In January of 2014, everyone was interested in what the Federal Reserve System was going to announce in regard to mortgage interest rates. The Fed meets eight times a year and the Federal Open Market Committee (FOMC) follows with a public statement. The big topic was where mortgage interest rates were headed following the Fed’s analysis. Arizona Mortgage Lenders are interested in anything relative to the direction of mortgage rates. The committee analyzes what the Fed says about overall economic progress and our nation’s employment situation. Lenders were also stalking the Fed’s actions to see what their plan was to taper out of Quantitative Easing (QE). QE is the program that had kept mortgage rates so low for so long.
What exactly is Quantitative Easing?
Quantitative Easing is a monetary policy where a central bank buys set amounts of government bonds or other financial assets to help stimulate economic growth. It’s not a typical form of monetary policy.

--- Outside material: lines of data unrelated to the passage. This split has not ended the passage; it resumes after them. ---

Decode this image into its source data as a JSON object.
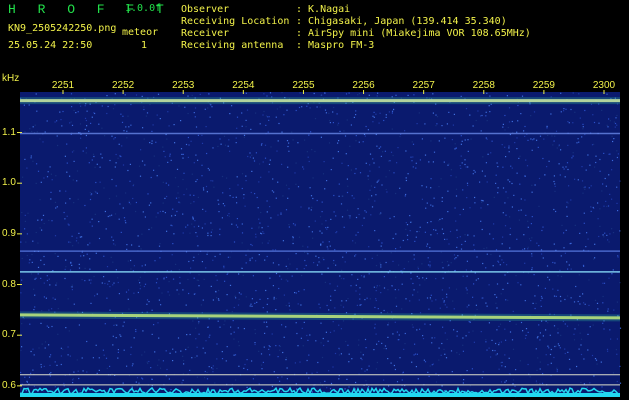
{
  "header": {
    "title": "H R O F F T",
    "version": "1.0.0f",
    "filename": "KN9_2505242250.png",
    "meteor_label": "meteor",
    "timestamp": "25.05.24 22:50",
    "meteor_count": "1",
    "fields": [
      {
        "label": "Observer",
        "value": ": K.Nagai"
      },
      {
        "label": "Receiving Location",
        "value": ": Chigasaki, Japan (139.414 35.340)"
      },
      {
        "label": "Receiver",
        "value": ": AirSpy mini (Miakejima VOR 108.65MHz)"
      },
      {
        "label": "Receiving antenna",
        "value": ": Maspro FM-3"
      }
    ]
  },
  "chart_data": {
    "type": "heatmap",
    "title": "",
    "xlabel": "",
    "ylabel": "kHz",
    "x_ticks": [
      "2251",
      "2252",
      "2253",
      "2254",
      "2255",
      "2256",
      "2257",
      "2258",
      "2259",
      "2300"
    ],
    "y_ticks": [
      1.1,
      1.0,
      0.9,
      0.8,
      0.7,
      0.6
    ],
    "ylim": [
      0.58,
      1.18
    ],
    "background_color": "#0a1a6e",
    "traces": [
      {
        "freq_khz": 1.163,
        "intensity": "strong",
        "color": "#e8e0a0"
      },
      {
        "freq_khz": 1.098,
        "intensity": "weak",
        "color": "#6f8ff0"
      },
      {
        "freq_khz": 0.866,
        "intensity": "weak",
        "color": "#5d7fe8"
      },
      {
        "freq_khz": 0.825,
        "intensity": "medium",
        "color": "#7fd0f0"
      },
      {
        "freq_khz": 0.74,
        "intensity": "strong",
        "color": "#d8e070"
      },
      {
        "freq_khz": 0.622,
        "intensity": "reference",
        "color": "#e8e8d0"
      },
      {
        "freq_khz": 0.602,
        "intensity": "reference",
        "color": "#e8e8d0"
      }
    ],
    "noise_floor_color": "#22d8f0"
  }
}
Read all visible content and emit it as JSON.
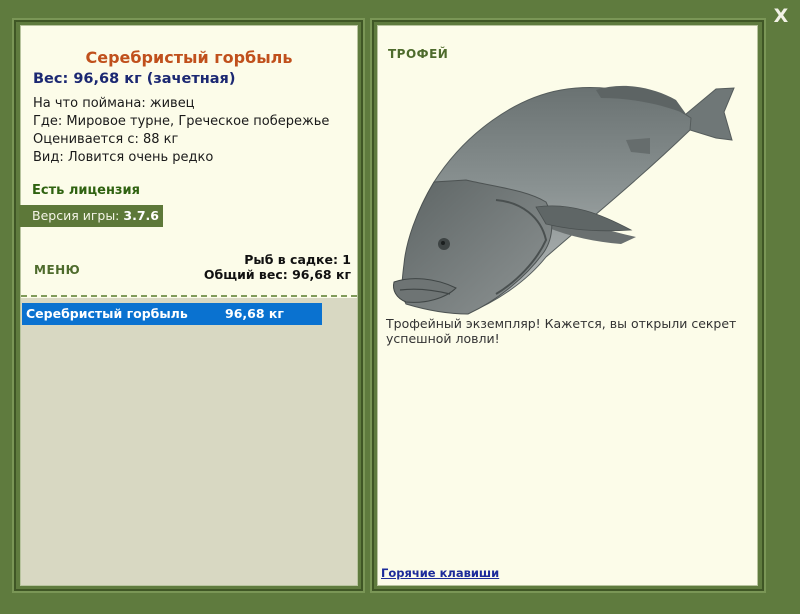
{
  "window": {
    "close_label": "X"
  },
  "fish": {
    "name": "Серебристый горбыль",
    "weight_line": "Вес: 96,68 кг (зачетная)",
    "info": [
      "На что поймана: живец",
      "Где: Мировое турне, Греческое побережье",
      "Оценивается с: 88 кг",
      "Вид: Ловится очень редко"
    ]
  },
  "license_label": "Есть лицензия",
  "version": {
    "label": "Версия игры:",
    "value": "3.7.6"
  },
  "menu_label": "МЕНЮ",
  "stats": {
    "fish_count": "Рыб в садке: 1",
    "total_weight": "Общий вес: 96,68 кг"
  },
  "keepnet": [
    {
      "name": "Серебристый горбыль",
      "weight": "96,68 кг"
    }
  ],
  "trophy": {
    "title": "ТРОФЕЙ",
    "description": "Трофейный экземпляр! Кажется, вы открыли секрет успешной ловли!",
    "hotkeys_link": "Горячие клавиши"
  },
  "colors": {
    "background": "#5f7b3e",
    "panel": "#fcfce9",
    "fish_name": "#c0501c",
    "weight": "#1b2872",
    "license": "#2f6210",
    "selection": "#0a72d0"
  }
}
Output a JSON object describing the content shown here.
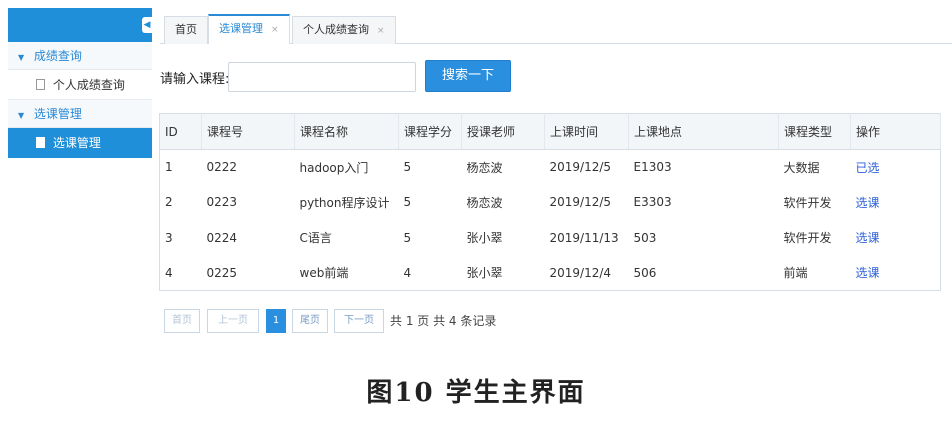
{
  "sidebar": {
    "groups": [
      {
        "label": "成绩查询",
        "items": [
          {
            "label": "个人成绩查询"
          }
        ]
      },
      {
        "label": "选课管理",
        "items": [
          {
            "label": "选课管理"
          }
        ]
      }
    ]
  },
  "tabs": [
    {
      "label": "首页"
    },
    {
      "label": "选课管理",
      "close": "×"
    },
    {
      "label": "个人成绩查询",
      "close": "×"
    }
  ],
  "search": {
    "label": "请输入课程:",
    "value": "",
    "button": "搜索一下"
  },
  "table": {
    "columns": [
      "ID",
      "课程号",
      "课程名称",
      "课程学分",
      "授课老师",
      "上课时间",
      "上课地点",
      "课程类型",
      "操作"
    ],
    "rows": [
      [
        "1",
        "0222",
        "hadoop入门",
        "5",
        "杨恋波",
        "2019/12/5",
        "E1303",
        "大数据",
        "已选"
      ],
      [
        "2",
        "0223",
        "python程序设计",
        "5",
        "杨恋波",
        "2019/12/5",
        "E3303",
        "软件开发",
        "选课"
      ],
      [
        "3",
        "0224",
        "C语言",
        "5",
        "张小翠",
        "2019/11/13",
        "503",
        "软件开发",
        "选课"
      ],
      [
        "4",
        "0225",
        "web前端",
        "4",
        "张小翠",
        "2019/12/4",
        "506",
        "前端",
        "选课"
      ]
    ]
  },
  "pagination": {
    "first": "首页",
    "prev": "上一页",
    "current": "1",
    "last": "尾页",
    "next": "下一页",
    "summary": "共 1 页 共 4 条记录"
  },
  "caption": "图10   学生主界面",
  "colors": {
    "accent": "#1e8fd8",
    "link": "#2b5fd9"
  }
}
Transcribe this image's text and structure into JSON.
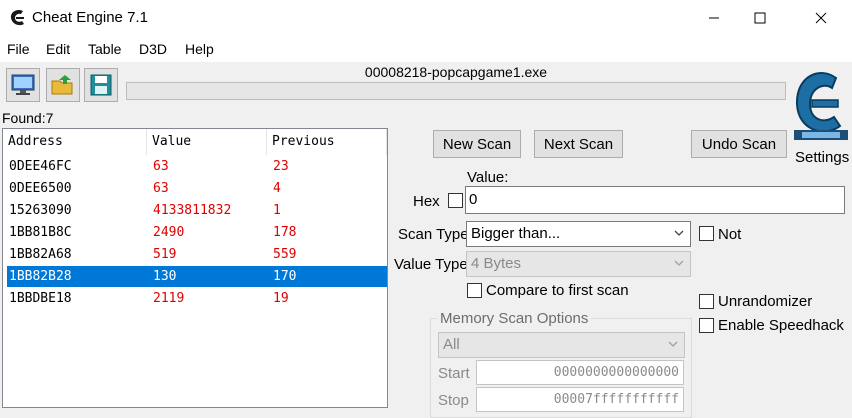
{
  "window": {
    "title": "Cheat Engine 7.1",
    "process": "00008218-popcapgame1.exe",
    "minimize": "—",
    "maximize": "☐",
    "close": "✕"
  },
  "menu": [
    "File",
    "Edit",
    "Table",
    "D3D",
    "Help"
  ],
  "found": "Found:7",
  "list": {
    "columns": [
      "Address",
      "Value",
      "Previous"
    ],
    "rows": [
      {
        "address": "0DEE46FC",
        "value": "63",
        "previous": "23"
      },
      {
        "address": "0DEE6500",
        "value": "63",
        "previous": "4"
      },
      {
        "address": "15263090",
        "value": "4133811832",
        "previous": "1"
      },
      {
        "address": "1BB81B8C",
        "value": "2490",
        "previous": "178"
      },
      {
        "address": "1BB82A68",
        "value": "519",
        "previous": "559"
      },
      {
        "address": "1BB82B28",
        "value": "130",
        "previous": "170"
      },
      {
        "address": "1BBDBE18",
        "value": "2119",
        "previous": "19"
      }
    ],
    "selected_row": 5
  },
  "scan": {
    "new_scan": "New Scan",
    "next_scan": "Next Scan",
    "undo_scan": "Undo Scan",
    "settings": "Settings",
    "value_label": "Value:",
    "hex_label": "Hex",
    "value": "0",
    "scan_type_label": "Scan Type",
    "scan_type": "Bigger than...",
    "value_type_label": "Value Type",
    "value_type": "4 Bytes",
    "not_label": "Not",
    "compare_first": "Compare to first scan",
    "unrandomizer": "Unrandomizer",
    "speedhack": "Enable Speedhack",
    "memory_options": "Memory Scan Options",
    "memory_region": "All",
    "start_label": "Start",
    "start_value": "0000000000000000",
    "stop_label": "Stop",
    "stop_value": "00007fffffffffff"
  },
  "colors": {
    "accent": "#0078d7",
    "value_red": "#e00000",
    "logo_blue": "#1c6ea4"
  }
}
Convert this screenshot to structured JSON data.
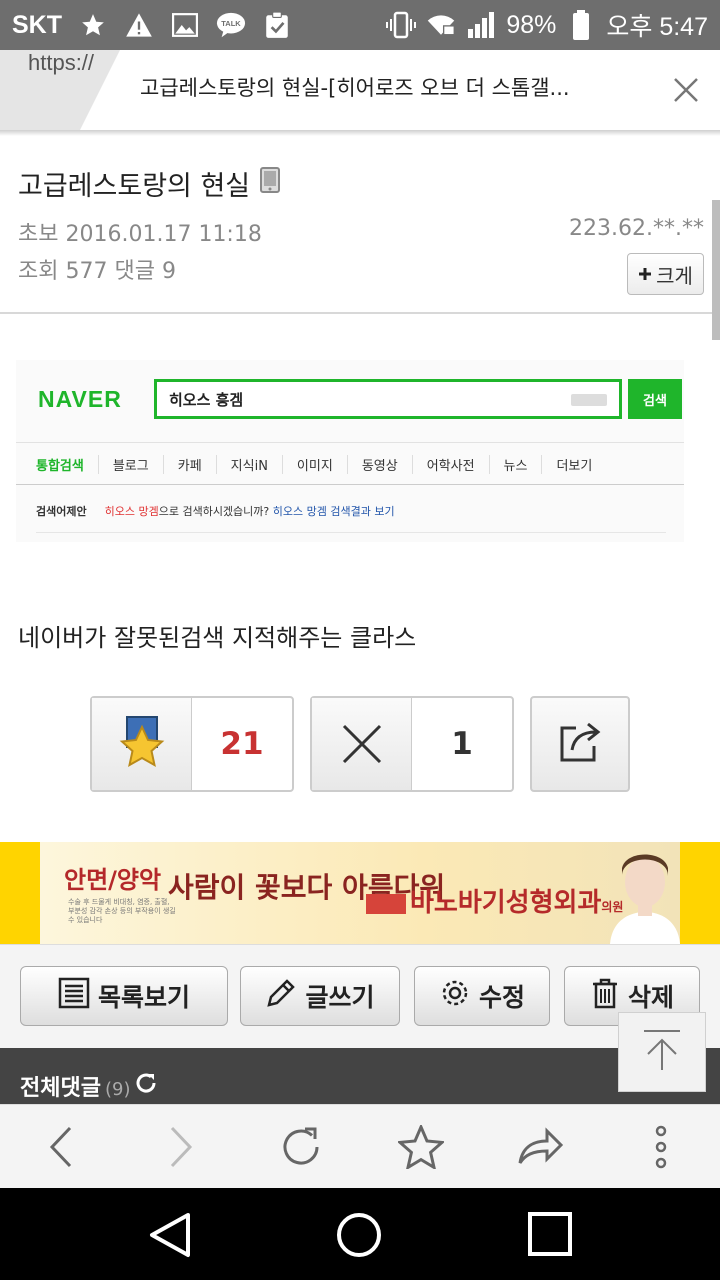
{
  "status_bar": {
    "carrier": "SKT",
    "battery": "98%",
    "time": "오후 5:47",
    "icons": [
      "star-icon",
      "warning-icon",
      "image-icon",
      "kakaotalk-icon",
      "clipboard-check-icon",
      "vibrate-icon",
      "wifi-icon",
      "signal-icon",
      "battery-icon"
    ],
    "talk_label": "TALK"
  },
  "browser_tab": {
    "url_prefix": "https://",
    "title": "고급레스토랑의 현실-[히어로즈 오브 더 스톰갤..."
  },
  "post": {
    "title": "고급레스토랑의 현실",
    "author": "초보",
    "date": "2016.01.17 11:18",
    "ip": "223.62.**.**",
    "views_label": "조회",
    "views": "577",
    "comments_label": "댓글",
    "comments": "9",
    "bigger_button": "크게",
    "body_text": "네이버가 잘못된검색 지적해주는 클라스"
  },
  "naver_capture": {
    "logo": "NAVER",
    "query": "히오스 흥겜",
    "search_button": "검색",
    "tabs": [
      "통합검색",
      "블로그",
      "카페",
      "지식iN",
      "이미지",
      "동영상",
      "어학사전",
      "뉴스",
      "더보기"
    ],
    "suggest_label": "검색어제안",
    "suggest_term": "히오스 망겜",
    "suggest_middle": "으로 검색하시겠습니까?",
    "suggest_link": "히오스 망겜 검색결과 보기"
  },
  "votes": {
    "up_count": "21",
    "down_count": "1"
  },
  "ad": {
    "line1": "안면/양악",
    "slogan": "사람이 꽃보다 아름다워",
    "clinic": "바노바기성형외과",
    "clinic_suffix": "의원",
    "fine_print": "수술 후 드물게 비대칭, 염증, 출혈, 부분성 감각 손상 등의 부작용이 생길 수 있습니다"
  },
  "actions": {
    "list": "목록보기",
    "write": "글쓰기",
    "edit": "수정",
    "delete": "삭제"
  },
  "comments_section": {
    "title": "전체댓글",
    "count": "(9)"
  }
}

Used mainly when standard monetary policy has become ineffective at fighting low inflation or deflation.
The Fed’s Thoughts
1. Economic growth has picked up in recent quarters
2. Employment market results overall have shown improvement (unemployment rate dropped yet remains higher than the Fed would like to see)
As a result, the Fed feels very confident in the economy’s recovery and would continue to taper QE. This would reduce the number of assets they are purchasing (mortgage bonds and treasuries). This was a good thing! It meant that our economy was healing just like Fed had hoped. The vote to continue easing asset purchases was unanimous (typically there’s at least one in the Fed’s bunch that dissents). The purchasing of assets (mortgage bond and treasuries) is what had pushed mortgage rates down over the past several years. The House Team always watches the bond market closely and was paying extra attention during this time. The typical reaction to adjusting out of the use of Quantitative Easing is to see mortgage interest rates tick up a bit.
Where Mortgage Rates Stand Today
What happened, however, is the opposite of what many expected. Since the FED actually started to taper their purchases, Arizona mortgage rates hung in and actually improved. There are some international factors that played into this rate drop as well. One is what we call a “flight to quality” (meaning investors were simply choosing bonds over stocks and mortgage bonds). Mortgage rates are the benefactor in this case. Overall and long-term the expectation is still for mortgage rates to climb relative to where we have been the past few years. Why? Because the FED will no long act as training wheels for the mortgage rate market.
As a result, now is a great time for home-buyers to take advantage continued improvement in mortgage rates. Rates are still better today than they have been in 28 out of the past 30 years!
By Jeremy House